I was putting together some invitations recently, and they were lovely but they needed a little something. They were 5 x 7 letterpress on a beautiful thick card stock and needed some whimsy. I began looking at papers online, and wow it was an amazing rabbit hole to go down. There were so many that I fell in love with, some of which I’ve listed at the end of this blog post for you to peruse. I ultimately decided that a dragonfly theme was the right one for this party, it gave it a creamy country feel. And so I thought I’d teach you how to line envelopes for the next time you want to upgrade your invitations for a fraction of the price.
How to Line Envelopes:
This was my paper. See the bottom of the post for all of my favorite paper selections!
Start by making a stencil from card stock. The most accurate way to do it is to start by laying a standard 8.5 x 11 piece of paper over the glue side of the envelope and tracing the area that you will cover with the liner. Then cut that paper out and place it on the card stock. Trace around the card stock with a pencil and cut that out. And you have your stencil! The reason we do that is because you can’t sketch the perfect line silhouette with the card stock because it isn’t see through.
It is also a good idea to mark one side of the card stock stencil so you a know to place it on the correct side of the paper each time and the same side up. This is because if it is slightly asymmetrical it will make it harder to get two pieces from each sheet of paper so you want to be consistent with which side is up.
You should get two beautiful envelope liners for a 5 x 7 envelope from each 8.5 x 11 piece of paper.
Use Double-Sided Adhesive Roller to fasten the liners. It is the cleanest, smoothest option and works like a charm. The only downside is that these things run out fast so you will probably need a few of them. You can get them at craft stores and office supply stores.
You can see where I marked the envelope with a faint blue line that is the tape. I wanted to give it good coverage so none of the paper came up, but you could probably get away with using less.
This is what it will look like when it is lined! Isn’t that so much more beautiful than a plain boring envelope?
Give it a fold so that it naturally closes for you when you stuff it.
Add your note or card. Does it add whimsy? I think so.
From here you can add any embellishments you please. A thin ribbon perhaps?
Or a thick one? Or you can keep it simple and elegant. The knot on a ribbon makes it a bit of a pain to close and mail in my opinion.
Then you could do calligraphy.
Or keep it clean with a classic elegant typed font. Which do you prefer?
A wax seal that matches your paper liner is also a wonderful touch. They make custom seal stamps now which aren’t expensive and a wonderful thing to have for years to come.

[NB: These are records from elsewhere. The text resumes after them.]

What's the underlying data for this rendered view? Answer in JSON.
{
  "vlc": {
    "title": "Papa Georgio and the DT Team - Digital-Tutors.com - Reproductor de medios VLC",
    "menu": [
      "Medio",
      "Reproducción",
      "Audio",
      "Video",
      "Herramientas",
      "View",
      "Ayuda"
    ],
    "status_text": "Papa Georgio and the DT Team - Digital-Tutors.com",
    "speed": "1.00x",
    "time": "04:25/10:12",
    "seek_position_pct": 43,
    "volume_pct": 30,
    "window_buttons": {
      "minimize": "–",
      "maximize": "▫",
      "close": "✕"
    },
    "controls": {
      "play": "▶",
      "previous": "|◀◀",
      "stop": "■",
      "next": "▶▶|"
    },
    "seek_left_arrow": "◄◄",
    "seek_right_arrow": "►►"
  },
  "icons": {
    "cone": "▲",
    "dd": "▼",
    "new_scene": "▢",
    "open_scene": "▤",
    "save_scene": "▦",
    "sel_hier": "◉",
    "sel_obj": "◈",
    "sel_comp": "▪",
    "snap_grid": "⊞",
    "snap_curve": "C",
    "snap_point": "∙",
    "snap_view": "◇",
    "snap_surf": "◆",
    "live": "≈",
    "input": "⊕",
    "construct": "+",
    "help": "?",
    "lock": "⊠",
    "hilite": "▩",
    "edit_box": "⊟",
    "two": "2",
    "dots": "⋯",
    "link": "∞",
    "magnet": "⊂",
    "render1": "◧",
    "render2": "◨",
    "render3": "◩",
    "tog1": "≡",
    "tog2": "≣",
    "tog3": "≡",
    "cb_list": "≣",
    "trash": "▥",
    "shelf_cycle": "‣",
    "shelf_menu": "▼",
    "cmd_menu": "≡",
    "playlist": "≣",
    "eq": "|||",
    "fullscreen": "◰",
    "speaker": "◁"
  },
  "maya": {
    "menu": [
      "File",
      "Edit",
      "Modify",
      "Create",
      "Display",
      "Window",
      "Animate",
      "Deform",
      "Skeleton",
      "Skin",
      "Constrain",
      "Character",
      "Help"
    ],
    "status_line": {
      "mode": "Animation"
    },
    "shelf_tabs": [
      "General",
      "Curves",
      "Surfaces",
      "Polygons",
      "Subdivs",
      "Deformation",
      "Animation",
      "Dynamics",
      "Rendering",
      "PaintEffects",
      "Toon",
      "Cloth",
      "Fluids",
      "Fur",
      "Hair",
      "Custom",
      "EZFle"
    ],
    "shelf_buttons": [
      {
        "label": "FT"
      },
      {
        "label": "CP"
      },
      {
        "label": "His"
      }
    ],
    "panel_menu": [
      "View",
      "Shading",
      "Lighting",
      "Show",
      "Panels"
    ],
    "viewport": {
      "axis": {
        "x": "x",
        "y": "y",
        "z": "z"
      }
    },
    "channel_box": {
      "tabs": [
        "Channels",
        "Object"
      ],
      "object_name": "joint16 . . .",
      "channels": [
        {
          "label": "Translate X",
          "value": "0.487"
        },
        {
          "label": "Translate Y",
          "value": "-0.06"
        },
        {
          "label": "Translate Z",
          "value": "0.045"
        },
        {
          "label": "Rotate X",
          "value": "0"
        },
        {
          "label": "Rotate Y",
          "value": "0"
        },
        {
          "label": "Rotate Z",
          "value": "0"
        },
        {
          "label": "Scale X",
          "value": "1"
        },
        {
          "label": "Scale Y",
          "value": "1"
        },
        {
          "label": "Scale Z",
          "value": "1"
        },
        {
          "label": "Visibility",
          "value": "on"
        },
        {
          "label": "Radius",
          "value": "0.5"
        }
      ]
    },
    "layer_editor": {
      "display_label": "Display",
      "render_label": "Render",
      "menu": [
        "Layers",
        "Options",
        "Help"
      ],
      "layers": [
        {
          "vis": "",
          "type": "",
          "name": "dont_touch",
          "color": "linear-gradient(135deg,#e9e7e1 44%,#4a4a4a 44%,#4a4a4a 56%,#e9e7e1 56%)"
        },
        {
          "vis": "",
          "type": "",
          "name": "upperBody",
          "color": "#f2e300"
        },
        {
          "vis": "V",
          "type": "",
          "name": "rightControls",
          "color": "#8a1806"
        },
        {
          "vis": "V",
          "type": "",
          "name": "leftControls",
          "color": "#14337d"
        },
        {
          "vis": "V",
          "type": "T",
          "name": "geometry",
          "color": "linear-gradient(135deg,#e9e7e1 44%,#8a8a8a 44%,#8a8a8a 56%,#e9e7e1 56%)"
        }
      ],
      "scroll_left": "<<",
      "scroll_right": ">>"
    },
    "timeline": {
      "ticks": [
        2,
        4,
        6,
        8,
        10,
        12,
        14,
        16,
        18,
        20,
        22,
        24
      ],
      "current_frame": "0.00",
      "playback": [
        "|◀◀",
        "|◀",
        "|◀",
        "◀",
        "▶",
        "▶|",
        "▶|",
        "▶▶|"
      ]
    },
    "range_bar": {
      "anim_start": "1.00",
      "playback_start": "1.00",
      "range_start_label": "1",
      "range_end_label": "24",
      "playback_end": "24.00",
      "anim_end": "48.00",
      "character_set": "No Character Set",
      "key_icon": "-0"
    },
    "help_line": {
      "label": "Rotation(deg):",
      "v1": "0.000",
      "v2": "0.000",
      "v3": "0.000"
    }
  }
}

I used the ones that you put into a mini glue-gun.
Pro-tip: You need extra glue sticks to push the glue forward so don’t think you can get away with just one! You will need one more than you actually need to get the glue to push out of the glue gun.
One last element that really makes a custom invitation shine is stamps. Vintage ones! I spent far too many hours looking at vintage stamps online. It brought me back to 8th grade when I discovered a box of pre-war stamps my great-grandfather had left in the attic at Tulipwood. I steamed them off of their envelopes and put them in a stamp book and spent time going through a giant book that listed their value. Oh the joy it brought me…
Here are lists of my favorite papers as well as my favorite places to discover vintage stamps.
Wax and Custom Seal:
Vintage Stamp Sources: